WEDNESDAY, Jan. 31, 2018 (HealthDay News) — For patients with paroxysmal atrial fibrillation (PAF), determinants of asymptomatic status have been identified, and mortality is increased for these patients, according to a study published in the December issue of CHEST.
Masahiro Esato, M.D., Ph.D., from Ijinkai Takeda General Hospital in Japan, and colleagues examined the clinical characteristics and outcomes of asymptomatic versus symptomatic patients with PAF (1,837 patients) and sustained AF (SAF; 1,912 patients) from the Fushimi AF Registry.
The researchers found that asymptomatic patients were older, more often male, and had a higher congestive heart failure, hypertension, age ≥75 years, diabetes mellitus, history of stroke, vascular disease, age 65 to 74 years, and female sex (CHAD2DS2-VASc) score in the PAF group; in the SAF group the prevalence of major comorbidities and CHA2DS2-VASc scores were comparable.
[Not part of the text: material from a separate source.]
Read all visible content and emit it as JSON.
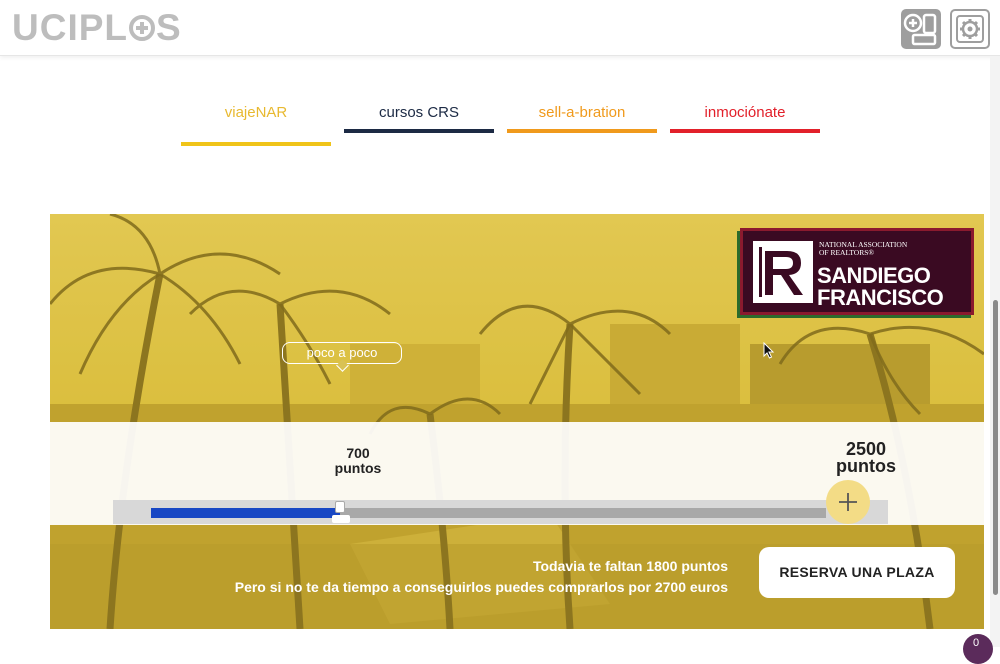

In the PAF group, age (≥75 years), history of stroke/systemic embolism, male sex, and chronic kidney disease were independent determinants of asymptomatic status, in multivariate analysis; in the SAF group, age was nonsignificant. Compared with symptomatic patients, asymptomatic patients had significantly higher all-cause mortality in the PAF group (hazard ratio, 1.71); in the SAF group, all-cause mortality was comparable.
“Asymptomatic clinical status is associated with older age, male sex, more comorbidities with a higher stroke risk profile, and a higher incidence of all-cause death in patients with PAF; these characteristics and outcomes were not seen in the SAF group,” the authors write.
The Fushimi AF Registry is supported by research funding from pharmaceutical companies.
Copyright © 2018 HealthDay. All rights reserved.